State Rep. Mary Whiteford stated today that a pending refund announced by the Michigan Catastrophic Claims Association was sparked by a 2019 reform she helped approve in the state Legislature.
The reform helped create a surplus within the MCCA, called for periodic audits of the association’s finances, and required refunds for Michigan drivers when certain financial criteria are met. This week, the MCCA board voted in favor of issuing refund checks to insured drivers, with the amount and other specifics expected to be announced within the next several weeks.
“It’s gratifying to see the fruits of our reforms that we fought hard to bring to Michigan drivers,” said Whiteford, of Casco Township. “I look forward to more information being unveiled. For years, our state’s drivers faced some of the highest vehicle insurance costs in the nation. Families need and deserve these continued savings that have resulted from our plan.”
The refund will come in addition to annual MCCA rate reductions. The per-vehicle assessment fee was $220 in 2019, but it has dropped to $86 per vehicle for the current 12-month period. The annual fee is charged only to drivers choosing to maintain unlimited lifetime personal injury protection benefits in their car insurance policies. Drivers who choose lower coverage limits under Michigan’s revised no-fault insurance law avoid the fee altogether.
Rep. Whiteford speaks on the House floor Tuesday, prior to final House passage of a supplemental spending bill that offers in excess of $1 billion for centers to provide COVID testing and monoclonal antibodies around Michigan.

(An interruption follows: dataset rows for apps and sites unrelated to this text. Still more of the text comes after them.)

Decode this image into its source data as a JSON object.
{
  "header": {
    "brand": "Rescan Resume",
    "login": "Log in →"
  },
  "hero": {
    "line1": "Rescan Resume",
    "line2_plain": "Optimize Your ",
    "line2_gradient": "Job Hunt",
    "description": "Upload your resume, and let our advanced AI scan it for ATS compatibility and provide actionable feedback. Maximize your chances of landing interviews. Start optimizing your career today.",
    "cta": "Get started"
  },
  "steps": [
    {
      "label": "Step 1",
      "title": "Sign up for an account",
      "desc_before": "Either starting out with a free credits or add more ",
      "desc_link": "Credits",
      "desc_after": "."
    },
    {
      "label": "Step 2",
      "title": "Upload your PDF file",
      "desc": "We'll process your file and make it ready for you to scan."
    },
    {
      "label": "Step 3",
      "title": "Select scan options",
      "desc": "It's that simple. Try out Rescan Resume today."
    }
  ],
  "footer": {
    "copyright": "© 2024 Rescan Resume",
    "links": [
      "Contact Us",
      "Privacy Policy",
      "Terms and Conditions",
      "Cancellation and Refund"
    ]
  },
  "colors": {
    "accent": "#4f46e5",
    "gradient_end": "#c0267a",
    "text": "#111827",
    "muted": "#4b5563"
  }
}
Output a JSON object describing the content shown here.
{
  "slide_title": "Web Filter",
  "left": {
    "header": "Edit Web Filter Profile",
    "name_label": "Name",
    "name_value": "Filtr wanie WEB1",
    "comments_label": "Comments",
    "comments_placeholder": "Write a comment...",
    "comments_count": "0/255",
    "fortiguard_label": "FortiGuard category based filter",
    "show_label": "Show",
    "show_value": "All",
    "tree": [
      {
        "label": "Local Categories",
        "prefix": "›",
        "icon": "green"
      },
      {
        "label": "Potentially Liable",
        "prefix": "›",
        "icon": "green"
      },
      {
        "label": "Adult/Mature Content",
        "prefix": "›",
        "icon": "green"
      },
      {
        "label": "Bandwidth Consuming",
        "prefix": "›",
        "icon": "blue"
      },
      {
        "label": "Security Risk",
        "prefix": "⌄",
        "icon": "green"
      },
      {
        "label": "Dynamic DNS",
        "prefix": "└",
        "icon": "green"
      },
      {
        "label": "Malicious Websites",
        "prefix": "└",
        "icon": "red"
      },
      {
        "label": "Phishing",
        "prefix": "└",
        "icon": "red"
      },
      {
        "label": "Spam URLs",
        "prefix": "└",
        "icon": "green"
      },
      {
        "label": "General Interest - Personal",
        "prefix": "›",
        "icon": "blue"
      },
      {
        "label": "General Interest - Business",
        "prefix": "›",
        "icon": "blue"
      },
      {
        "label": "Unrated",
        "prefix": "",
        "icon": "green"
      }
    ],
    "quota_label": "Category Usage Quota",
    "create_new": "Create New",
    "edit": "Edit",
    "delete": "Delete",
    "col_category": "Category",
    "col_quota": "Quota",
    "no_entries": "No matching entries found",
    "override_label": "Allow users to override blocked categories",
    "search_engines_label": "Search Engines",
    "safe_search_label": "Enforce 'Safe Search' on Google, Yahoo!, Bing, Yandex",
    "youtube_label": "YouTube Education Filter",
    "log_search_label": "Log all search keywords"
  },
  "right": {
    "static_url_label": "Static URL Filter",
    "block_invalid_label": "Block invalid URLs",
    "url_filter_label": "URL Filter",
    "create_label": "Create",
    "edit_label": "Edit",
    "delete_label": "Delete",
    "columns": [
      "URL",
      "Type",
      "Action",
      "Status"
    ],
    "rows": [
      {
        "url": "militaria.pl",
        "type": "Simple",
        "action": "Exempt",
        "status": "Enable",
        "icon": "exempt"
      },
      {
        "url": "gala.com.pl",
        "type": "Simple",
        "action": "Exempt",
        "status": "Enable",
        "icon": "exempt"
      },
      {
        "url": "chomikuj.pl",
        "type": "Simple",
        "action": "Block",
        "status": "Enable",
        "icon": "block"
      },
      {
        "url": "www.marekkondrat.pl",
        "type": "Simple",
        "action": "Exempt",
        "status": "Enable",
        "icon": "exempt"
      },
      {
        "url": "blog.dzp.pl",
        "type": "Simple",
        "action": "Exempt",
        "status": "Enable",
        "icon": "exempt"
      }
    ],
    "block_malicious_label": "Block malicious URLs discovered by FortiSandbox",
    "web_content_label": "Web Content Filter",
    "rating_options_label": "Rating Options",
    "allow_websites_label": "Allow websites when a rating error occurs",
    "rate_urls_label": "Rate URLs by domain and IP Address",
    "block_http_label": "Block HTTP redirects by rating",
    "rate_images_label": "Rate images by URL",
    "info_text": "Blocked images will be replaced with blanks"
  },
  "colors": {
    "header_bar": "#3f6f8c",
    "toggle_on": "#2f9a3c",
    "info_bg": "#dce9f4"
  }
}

Rep. Mary Whiteford, vice chair of the Appropriations Committee, today joined the Michigan House in approving plans to expand the state’s capacity to provide early treatment for COVID-19 patients and address a critical shortage of health care workers, along with several other important initiatives closing the books on the state’s most recently completed fiscal year.